Stored items from a collection:
═══
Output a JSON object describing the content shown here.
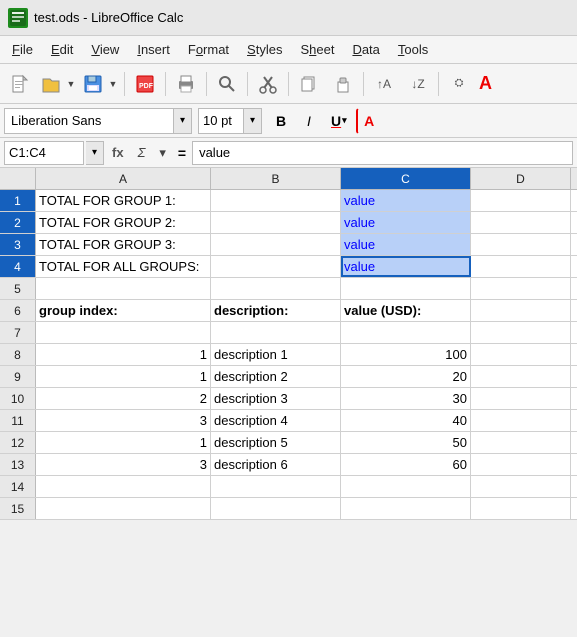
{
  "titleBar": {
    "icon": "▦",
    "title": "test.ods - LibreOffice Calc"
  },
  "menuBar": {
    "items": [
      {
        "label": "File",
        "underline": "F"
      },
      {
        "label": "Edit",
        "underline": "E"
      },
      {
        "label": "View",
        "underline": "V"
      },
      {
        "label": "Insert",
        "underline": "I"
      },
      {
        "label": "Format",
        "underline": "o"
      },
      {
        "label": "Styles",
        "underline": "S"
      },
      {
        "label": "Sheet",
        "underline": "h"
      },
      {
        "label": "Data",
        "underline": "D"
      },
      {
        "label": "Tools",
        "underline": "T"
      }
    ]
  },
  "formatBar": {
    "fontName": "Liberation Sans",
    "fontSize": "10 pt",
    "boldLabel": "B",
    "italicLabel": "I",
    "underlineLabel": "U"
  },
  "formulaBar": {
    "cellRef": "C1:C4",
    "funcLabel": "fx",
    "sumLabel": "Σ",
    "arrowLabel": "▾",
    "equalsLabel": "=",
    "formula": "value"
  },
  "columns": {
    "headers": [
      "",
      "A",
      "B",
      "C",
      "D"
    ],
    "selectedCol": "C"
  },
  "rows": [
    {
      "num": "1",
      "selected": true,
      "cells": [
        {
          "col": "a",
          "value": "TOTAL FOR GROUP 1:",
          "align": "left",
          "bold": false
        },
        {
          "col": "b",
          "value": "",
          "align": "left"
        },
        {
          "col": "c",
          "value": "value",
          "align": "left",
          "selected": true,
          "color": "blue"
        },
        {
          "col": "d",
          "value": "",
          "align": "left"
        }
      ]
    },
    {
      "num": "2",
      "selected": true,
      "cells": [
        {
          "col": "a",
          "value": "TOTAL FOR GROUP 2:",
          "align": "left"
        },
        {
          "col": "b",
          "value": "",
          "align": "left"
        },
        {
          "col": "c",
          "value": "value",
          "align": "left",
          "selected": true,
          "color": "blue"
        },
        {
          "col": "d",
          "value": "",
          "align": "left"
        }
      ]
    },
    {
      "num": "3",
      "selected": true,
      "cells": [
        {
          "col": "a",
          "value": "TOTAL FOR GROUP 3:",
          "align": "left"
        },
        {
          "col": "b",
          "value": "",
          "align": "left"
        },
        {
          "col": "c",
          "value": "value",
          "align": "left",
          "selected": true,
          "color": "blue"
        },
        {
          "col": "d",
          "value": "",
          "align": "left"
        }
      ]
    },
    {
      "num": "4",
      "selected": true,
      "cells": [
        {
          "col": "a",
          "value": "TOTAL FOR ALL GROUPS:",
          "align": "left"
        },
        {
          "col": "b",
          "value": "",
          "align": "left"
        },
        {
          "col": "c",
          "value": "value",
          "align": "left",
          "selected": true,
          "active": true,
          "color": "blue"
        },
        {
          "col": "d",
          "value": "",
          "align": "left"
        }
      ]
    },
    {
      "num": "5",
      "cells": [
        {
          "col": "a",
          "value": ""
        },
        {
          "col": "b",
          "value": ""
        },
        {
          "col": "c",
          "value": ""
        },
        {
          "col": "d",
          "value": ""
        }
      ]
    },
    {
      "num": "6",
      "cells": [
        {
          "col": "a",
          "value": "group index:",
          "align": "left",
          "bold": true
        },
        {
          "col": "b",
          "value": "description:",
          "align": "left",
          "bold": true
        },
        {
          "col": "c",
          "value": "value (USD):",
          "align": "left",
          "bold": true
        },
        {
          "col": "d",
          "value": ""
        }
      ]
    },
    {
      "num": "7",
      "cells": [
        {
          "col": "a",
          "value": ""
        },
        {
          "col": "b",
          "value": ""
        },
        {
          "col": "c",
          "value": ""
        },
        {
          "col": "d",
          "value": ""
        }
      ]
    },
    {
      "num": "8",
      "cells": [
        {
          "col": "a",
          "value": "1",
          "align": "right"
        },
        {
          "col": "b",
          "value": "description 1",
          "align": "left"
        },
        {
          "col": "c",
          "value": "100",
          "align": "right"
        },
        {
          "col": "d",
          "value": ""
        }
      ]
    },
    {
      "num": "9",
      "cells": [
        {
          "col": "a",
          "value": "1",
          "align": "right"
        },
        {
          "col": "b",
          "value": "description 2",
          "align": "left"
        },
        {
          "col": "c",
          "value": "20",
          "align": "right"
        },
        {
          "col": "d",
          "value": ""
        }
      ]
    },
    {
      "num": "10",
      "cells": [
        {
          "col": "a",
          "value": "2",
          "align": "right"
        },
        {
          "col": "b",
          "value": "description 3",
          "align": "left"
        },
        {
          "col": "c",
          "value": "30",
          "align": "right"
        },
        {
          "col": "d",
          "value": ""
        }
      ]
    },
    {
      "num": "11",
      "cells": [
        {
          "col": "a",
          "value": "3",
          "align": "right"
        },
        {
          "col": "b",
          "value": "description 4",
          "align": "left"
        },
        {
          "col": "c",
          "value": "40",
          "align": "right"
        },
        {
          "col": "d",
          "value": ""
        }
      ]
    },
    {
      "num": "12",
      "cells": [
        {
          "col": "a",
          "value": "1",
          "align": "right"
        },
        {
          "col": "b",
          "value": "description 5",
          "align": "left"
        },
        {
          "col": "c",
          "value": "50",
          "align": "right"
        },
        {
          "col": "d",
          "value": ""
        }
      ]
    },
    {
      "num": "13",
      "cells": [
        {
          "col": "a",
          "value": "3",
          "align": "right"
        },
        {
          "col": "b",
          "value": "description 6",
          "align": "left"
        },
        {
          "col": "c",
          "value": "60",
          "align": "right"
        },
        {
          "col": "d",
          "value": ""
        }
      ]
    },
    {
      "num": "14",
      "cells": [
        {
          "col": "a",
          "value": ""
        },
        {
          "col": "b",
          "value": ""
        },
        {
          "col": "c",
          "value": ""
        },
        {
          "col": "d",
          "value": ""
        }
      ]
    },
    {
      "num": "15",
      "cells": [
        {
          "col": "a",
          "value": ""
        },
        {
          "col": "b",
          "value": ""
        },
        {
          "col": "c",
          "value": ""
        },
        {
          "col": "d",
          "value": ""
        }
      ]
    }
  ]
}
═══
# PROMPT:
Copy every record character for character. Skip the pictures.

# FINAL ANSWER:
Output a JSON object describing the content shown here.
{
  "titleBar": {
    "icon": "▦",
    "title": "test.ods - LibreOffice Calc"
  },
  "menuBar": {
    "items": [
      {
        "label": "File",
        "underline": "F"
      },
      {
        "label": "Edit",
        "underline": "E"
      },
      {
        "label": "View",
        "underline": "V"
      },
      {
        "label": "Insert",
        "underline": "I"
      },
      {
        "label": "Format",
        "underline": "o"
      },
      {
        "label": "Styles",
        "underline": "S"
      },
      {
        "label": "Sheet",
        "underline": "h"
      },
      {
        "label": "Data",
        "underline": "D"
      },
      {
        "label": "Tools",
        "underline": "T"
      }
    ]
  },
  "formatBar": {
    "fontName": "Liberation Sans",
    "fontSize": "10 pt",
    "boldLabel": "B",
    "italicLabel": "I",
    "underlineLabel": "U"
  },
  "formulaBar": {
    "cellRef": "C1:C4",
    "funcLabel": "fx",
    "sumLabel": "Σ",
    "arrowLabel": "▾",
    "equalsLabel": "=",
    "formula": "value"
  },
  "columns": {
    "headers": [
      "",
      "A",
      "B",
      "C",
      "D"
    ],
    "selectedCol": "C"
  },
  "rows": [
    {
      "num": "1",
      "selected": true,
      "cells": [
        {
          "col": "a",
          "value": "TOTAL FOR GROUP 1:",
          "align": "left",
          "bold": false
        },
        {
          "col": "b",
          "value": "",
          "align": "left"
        },
        {
          "col": "c",
          "value": "value",
          "align": "left",
          "selected": true,
          "color": "blue"
        },
        {
          "col": "d",
          "value": "",
          "align": "left"
        }
      ]
    },
    {
      "num": "2",
      "selected": true,
      "cells": [
        {
          "col": "a",
          "value": "TOTAL FOR GROUP 2:",
          "align": "left"
        },
        {
          "col": "b",
          "value": "",
          "align": "left"
        },
        {
          "col": "c",
          "value": "value",
          "align": "left",
          "selected": true,
          "color": "blue"
        },
        {
          "col": "d",
          "value": "",
          "align": "left"
        }
      ]
    },
    {
      "num": "3",
      "selected": true,
      "cells": [
        {
          "col": "a",
          "value": "TOTAL FOR GROUP 3:",
          "align": "left"
        },
        {
          "col": "b",
          "value": "",
          "align": "left"
        },
        {
          "col": "c",
          "value": "value",
          "align": "left",
          "selected": true,
          "color": "blue"
        },
        {
          "col": "d",
          "value": "",
          "align": "left"
        }
      ]
    },
    {
      "num": "4",
      "selected": true,
      "cells": [
        {
          "col": "a",
          "value": "TOTAL FOR ALL GROUPS:",
          "align": "left"
        },
        {
          "col": "b",
          "value": "",
          "align": "left"
        },
        {
          "col": "c",
          "value": "value",
          "align": "left",
          "selected": true,
          "active": true,
          "color": "blue"
        },
        {
          "col": "d",
          "value": "",
          "align": "left"
        }
      ]
    },
    {
      "num": "5",
      "cells": [
        {
          "col": "a",
          "value": ""
        },
        {
          "col": "b",
          "value": ""
        },
        {
          "col": "c",
          "value": ""
        },
        {
          "col": "d",
          "value": ""
        }
      ]
    },
    {
      "num": "6",
      "cells": [
        {
          "col": "a",
          "value": "group index:",
          "align": "left",
          "bold": true
        },
        {
          "col": "b",
          "value": "description:",
          "align": "left",
          "bold": true
        },
        {
          "col": "c",
          "value": "value (USD):",
          "align": "left",
          "bold": true
        },
        {
          "col": "d",
          "value": ""
        }
      ]
    },
    {
      "num": "7",
      "cells": [
        {
          "col": "a",
          "value": ""
        },
        {
          "col": "b",
          "value": ""
        },
        {
          "col": "c",
          "value": ""
        },
        {
          "col": "d",
          "value": ""
        }
      ]
    },
    {
      "num": "8",
      "cells": [
        {
          "col": "a",
          "value": "1",
          "align": "right"
        },
        {
          "col": "b",
          "value": "description 1",
          "align": "left"
        },
        {
          "col": "c",
          "value": "100",
          "align": "right"
        },
        {
          "col": "d",
          "value": ""
        }
      ]
    },
    {
      "num": "9",
      "cells": [
        {
          "col": "a",
          "value": "1",
          "align": "right"
        },
        {
          "col": "b",
          "value": "description 2",
          "align": "left"
        },
        {
          "col": "c",
          "value": "20",
          "align": "right"
        },
        {
          "col": "d",
          "value": ""
        }
      ]
    },
    {
      "num": "10",
      "cells": [
        {
          "col": "a",
          "value": "2",
          "align": "right"
        },
        {
          "col": "b",
          "value": "description 3",
          "align": "left"
        },
        {
          "col": "c",
          "value": "30",
          "align": "right"
        },
        {
          "col": "d",
          "value": ""
        }
      ]
    },
    {
      "num": "11",
      "cells": [
        {
          "col": "a",
          "value": "3",
          "align": "right"
        },
        {
          "col": "b",
          "value": "description 4",
          "align": "left"
        },
        {
          "col": "c",
          "value": "40",
          "align": "right"
        },
        {
          "col": "d",
          "value": ""
        }
      ]
    },
    {
      "num": "12",
      "cells": [
        {
          "col": "a",
          "value": "1",
          "align": "right"
        },
        {
          "col": "b",
          "value": "description 5",
          "align": "left"
        },
        {
          "col": "c",
          "value": "50",
          "align": "right"
        },
        {
          "col": "d",
          "value": ""
        }
      ]
    },
    {
      "num": "13",
      "cells": [
        {
          "col": "a",
          "value": "3",
          "align": "right"
        },
        {
          "col": "b",
          "value": "description 6",
          "align": "left"
        },
        {
          "col": "c",
          "value": "60",
          "align": "right"
        },
        {
          "col": "d",
          "value": ""
        }
      ]
    },
    {
      "num": "14",
      "cells": [
        {
          "col": "a",
          "value": ""
        },
        {
          "col": "b",
          "value": ""
        },
        {
          "col": "c",
          "value": ""
        },
        {
          "col": "d",
          "value": ""
        }
      ]
    },
    {
      "num": "15",
      "cells": [
        {
          "col": "a",
          "value": ""
        },
        {
          "col": "b",
          "value": ""
        },
        {
          "col": "c",
          "value": ""
        },
        {
          "col": "d",
          "value": ""
        }
      ]
    }
  ]
}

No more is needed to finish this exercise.